# [Task to carry out]
Spot each line in the data below containing "text" and copy it.

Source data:
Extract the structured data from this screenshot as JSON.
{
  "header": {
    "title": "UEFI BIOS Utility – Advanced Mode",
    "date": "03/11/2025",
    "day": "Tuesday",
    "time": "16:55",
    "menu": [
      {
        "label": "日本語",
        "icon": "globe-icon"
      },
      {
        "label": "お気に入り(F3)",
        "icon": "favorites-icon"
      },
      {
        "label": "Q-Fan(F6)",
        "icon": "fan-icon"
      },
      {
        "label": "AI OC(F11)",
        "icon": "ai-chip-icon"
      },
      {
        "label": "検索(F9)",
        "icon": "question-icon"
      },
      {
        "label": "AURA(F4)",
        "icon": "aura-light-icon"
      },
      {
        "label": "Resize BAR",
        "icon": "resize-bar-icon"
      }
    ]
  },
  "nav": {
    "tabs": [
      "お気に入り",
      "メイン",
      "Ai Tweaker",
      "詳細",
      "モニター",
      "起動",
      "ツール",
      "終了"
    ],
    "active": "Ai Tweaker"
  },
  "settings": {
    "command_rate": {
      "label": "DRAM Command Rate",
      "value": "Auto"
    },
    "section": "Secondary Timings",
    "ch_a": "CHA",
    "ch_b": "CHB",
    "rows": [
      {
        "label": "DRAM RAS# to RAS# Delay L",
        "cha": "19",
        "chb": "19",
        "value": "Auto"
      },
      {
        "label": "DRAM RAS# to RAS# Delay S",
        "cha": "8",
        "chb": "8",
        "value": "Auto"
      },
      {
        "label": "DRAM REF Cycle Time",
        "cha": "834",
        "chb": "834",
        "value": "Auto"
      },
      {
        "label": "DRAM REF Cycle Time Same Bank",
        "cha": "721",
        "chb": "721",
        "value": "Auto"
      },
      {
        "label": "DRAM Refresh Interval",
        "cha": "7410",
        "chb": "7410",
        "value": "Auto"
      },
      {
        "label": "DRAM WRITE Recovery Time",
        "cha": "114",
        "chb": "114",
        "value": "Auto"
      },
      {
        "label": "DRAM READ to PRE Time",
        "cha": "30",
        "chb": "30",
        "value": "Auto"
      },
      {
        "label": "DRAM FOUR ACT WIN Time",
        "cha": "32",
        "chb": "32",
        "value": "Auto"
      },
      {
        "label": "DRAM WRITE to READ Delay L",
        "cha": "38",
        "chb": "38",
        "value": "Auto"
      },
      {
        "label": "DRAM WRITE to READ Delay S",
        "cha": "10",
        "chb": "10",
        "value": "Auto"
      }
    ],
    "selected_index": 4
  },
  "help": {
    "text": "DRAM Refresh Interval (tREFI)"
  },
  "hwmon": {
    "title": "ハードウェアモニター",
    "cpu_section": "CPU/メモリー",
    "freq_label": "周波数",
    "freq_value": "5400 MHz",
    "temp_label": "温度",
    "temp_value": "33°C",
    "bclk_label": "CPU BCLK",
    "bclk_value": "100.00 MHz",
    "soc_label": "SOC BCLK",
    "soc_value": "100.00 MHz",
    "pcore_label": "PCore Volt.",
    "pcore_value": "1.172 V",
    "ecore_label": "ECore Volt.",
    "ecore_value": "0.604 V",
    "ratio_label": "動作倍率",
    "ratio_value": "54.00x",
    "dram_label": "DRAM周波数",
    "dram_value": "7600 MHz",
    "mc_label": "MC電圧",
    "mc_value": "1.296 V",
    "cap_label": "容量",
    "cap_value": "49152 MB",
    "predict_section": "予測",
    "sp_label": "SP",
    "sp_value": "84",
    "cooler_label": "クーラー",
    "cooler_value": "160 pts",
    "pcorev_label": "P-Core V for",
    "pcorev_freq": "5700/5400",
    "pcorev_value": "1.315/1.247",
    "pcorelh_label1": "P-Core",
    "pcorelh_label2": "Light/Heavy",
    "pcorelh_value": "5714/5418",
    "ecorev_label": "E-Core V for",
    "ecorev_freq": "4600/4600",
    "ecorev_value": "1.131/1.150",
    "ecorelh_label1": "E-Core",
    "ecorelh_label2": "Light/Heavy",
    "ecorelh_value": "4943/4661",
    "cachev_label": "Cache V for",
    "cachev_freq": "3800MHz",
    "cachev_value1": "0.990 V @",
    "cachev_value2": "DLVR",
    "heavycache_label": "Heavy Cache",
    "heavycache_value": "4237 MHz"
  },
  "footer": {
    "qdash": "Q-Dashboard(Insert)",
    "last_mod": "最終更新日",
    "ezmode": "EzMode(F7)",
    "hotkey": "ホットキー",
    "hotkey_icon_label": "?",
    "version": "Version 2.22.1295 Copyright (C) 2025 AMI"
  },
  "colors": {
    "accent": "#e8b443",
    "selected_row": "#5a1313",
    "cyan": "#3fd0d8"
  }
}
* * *
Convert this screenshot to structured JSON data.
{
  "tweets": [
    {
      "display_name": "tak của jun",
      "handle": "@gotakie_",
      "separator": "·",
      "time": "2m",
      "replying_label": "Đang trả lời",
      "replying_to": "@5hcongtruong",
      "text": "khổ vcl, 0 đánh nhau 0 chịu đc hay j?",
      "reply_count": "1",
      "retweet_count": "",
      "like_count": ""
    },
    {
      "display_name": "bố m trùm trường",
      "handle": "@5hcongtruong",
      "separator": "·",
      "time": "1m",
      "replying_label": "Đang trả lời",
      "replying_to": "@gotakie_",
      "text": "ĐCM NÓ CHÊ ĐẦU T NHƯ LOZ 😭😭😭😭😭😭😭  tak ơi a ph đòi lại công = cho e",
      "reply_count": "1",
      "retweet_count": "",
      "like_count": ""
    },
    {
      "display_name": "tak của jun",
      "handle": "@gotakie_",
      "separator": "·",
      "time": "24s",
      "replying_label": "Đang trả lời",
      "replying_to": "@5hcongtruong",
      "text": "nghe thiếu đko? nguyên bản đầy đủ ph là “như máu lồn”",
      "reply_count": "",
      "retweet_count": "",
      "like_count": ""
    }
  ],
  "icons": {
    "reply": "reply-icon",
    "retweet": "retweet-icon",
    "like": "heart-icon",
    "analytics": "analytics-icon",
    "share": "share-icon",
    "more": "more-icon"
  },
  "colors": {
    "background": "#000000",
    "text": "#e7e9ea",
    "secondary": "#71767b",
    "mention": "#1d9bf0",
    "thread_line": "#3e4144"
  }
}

# [Your solution]
    "text": "DRAM Refresh Interval (tREFI)"
      "text": "khổ vcl, 0 đánh nhau 0 chịu đc hay j?",
      "text": "ĐCM NÓ CHÊ ĐẦU T NHƯ LOZ 😭😭😭😭😭😭😭  tak ơi a ph đòi lại công = cho e",
      "text": "nghe thiếu đko? nguyên bản đầy đủ ph là “như máu lồn”",
    "text": "#e7e9ea",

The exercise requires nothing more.